Chance of a Lifetime (Anderson Brothers)By: Marissa Clarke
And as the world came back into focus, punctuated by clinks of glasses and nineties music, the buzzing in her body receded, and she took a reluctant step back. The cool air swirled where his hot body had just been, making her shudder. What should she do now? Was she supposed to say thank you? Or maybe, “Holy shit, buddy, you can kiss!”
Was there a protocol for addressing a stranger she’d walked up to and kissed? Probably not, so she simply cut her losses and walked away, heading straight back in the direction from which she’d come.
She stopped dead in her tracks, pulse hammering in her ears. No one called her that. At least not in the last ten years. She swallowed hard. No. It couldn’t possibly be… His face was too angular and he was too tall and muscular to be… Chance Anderson. Just saying the name in her head made gooseflesh rise on her arms.
He’d been only seventeen back then, still just a boy. This was a man.
And he smelled nothing like Chance, who had been cloaked in cigarette smoke and suntan lotion, and reeked of adventure and freedom.
This guy, with all his sharp angles and hard planes, smelled of toothpaste and clean clothes. His scent was refined, but his kisses certainly weren’t. She raised her fingers to her lips. God. Had she just kissed her big brother’s best friend?
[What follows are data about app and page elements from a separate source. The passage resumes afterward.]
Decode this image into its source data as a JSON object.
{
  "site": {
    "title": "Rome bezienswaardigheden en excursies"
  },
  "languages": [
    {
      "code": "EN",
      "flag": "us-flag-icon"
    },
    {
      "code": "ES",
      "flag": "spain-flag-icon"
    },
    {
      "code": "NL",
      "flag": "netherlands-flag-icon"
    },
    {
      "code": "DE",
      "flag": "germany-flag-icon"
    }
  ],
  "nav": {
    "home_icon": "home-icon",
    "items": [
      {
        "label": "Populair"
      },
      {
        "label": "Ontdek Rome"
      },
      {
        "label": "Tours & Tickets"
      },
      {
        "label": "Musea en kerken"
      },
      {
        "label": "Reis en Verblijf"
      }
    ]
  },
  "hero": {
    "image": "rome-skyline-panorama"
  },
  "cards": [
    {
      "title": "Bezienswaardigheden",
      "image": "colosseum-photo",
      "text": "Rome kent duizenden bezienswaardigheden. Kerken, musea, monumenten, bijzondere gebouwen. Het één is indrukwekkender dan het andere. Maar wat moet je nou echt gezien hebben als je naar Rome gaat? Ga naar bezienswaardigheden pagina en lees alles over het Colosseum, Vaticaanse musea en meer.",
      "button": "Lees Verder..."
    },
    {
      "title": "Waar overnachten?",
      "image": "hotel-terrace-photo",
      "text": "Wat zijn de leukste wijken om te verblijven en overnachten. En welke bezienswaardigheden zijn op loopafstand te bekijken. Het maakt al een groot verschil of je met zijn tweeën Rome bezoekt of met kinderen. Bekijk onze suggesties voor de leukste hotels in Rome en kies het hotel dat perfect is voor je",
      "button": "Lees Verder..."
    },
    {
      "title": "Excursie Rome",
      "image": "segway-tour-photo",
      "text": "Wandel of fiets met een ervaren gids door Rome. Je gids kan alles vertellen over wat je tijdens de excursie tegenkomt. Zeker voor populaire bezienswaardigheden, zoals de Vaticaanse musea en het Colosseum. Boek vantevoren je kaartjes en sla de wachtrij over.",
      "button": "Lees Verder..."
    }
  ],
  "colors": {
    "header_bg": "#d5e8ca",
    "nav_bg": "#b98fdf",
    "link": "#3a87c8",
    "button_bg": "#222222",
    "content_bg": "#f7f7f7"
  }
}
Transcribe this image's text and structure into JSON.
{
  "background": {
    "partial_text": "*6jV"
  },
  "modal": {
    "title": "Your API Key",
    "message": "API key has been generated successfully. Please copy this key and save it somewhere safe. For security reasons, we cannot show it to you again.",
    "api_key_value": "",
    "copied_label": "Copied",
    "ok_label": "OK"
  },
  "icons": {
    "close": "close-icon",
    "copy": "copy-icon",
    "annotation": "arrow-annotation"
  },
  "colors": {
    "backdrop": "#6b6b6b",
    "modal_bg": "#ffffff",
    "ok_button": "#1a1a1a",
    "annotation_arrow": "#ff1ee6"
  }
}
Surely not…
“Genny,” he said again in his rich, nuanced saxophone voice, and as he moved within reach, recognition funneled through her in a sickening trickle all the way down to her toes. The voice was almost the same. She’d know it anywhere.
How could this have happened? Of the thousands of people she could have randomly kissed in this city, it had to be Chance.
And as instinctively as her body had responded to his kiss, her mind and heart reacted to his voice. She reached out and laid her palm on his cheek, and then, with no prelude, she drew back and slapped him as hard as she could.
It had taken all of Chance’s self-control to not block her strike, and then even more restraint to remain perfectly still as Genny, brow furrowed, flapped her hand. As bad as it had stung his face, it was no surprise it had hurt her—which brought him no joy whatsoever.
Her mahogany-brown hair was pulled back in a ponytail that reached her shoulder blades, with a fringe of bangs framing her face. He could see the outline of her lace bra through the pale pink V-neck T-shirt under a blazer the same rich chocolate color as her eyes. That, in combination with her tight jeans with designer holes at the knees, made her all kinds of casual sexy.
Without a word, she walked toward her friend with the short skirt and spiked black hair, who helped her gather her things and led her out the door while he stood there dumbfounded.
He had no idea what had set her off. Honestly, right up until the moment she slapped the shit out of him, he thought she’d known who he was. If he’d had a shred of common sense or decency, he’d have slipped out of reach before she kissed him in the first place. Clearly, he had neither of those attributes.
And what the fuck was that about anyway? Who did she think she was kissing if not him?
He touched a finger to his lips. She’d tasted of beer, and salt, and…
Holy shit, shit, shit. He’d kissed Genny—the most taboo woman in the world. Genevieve Elizabeth Richards—his best friend’s little sister. His stomach plummeted to his feet. Walter would kill him for this if he found out.
It was imperative his friend never found out. Which meant he had to talk to Genny before she got to her brother.
“Hey, buddy. Hold on a minute,” the bartender called as he strode toward the door. “I need to talk to you.”
Not nearly as badly as Chance needed to talk to Genny. Not even slowing, he continued toward the exit hoping he could catch her before she got too far away.
“If you don’t stop, I’m calling the cops and telling them you’re a creeper stalking a blind girl.”
Son of a bitch. Just short of the door, he turned and faced the guy. The cops wouldn’t believe that for a second, but the last thing he needed was a scene. He’d broken his promise to Walter and he’d fucked up—again. He needed to keep things low-key and make this right. He held his hands up in a gesture of surrender. “We’re cool. No need for that.”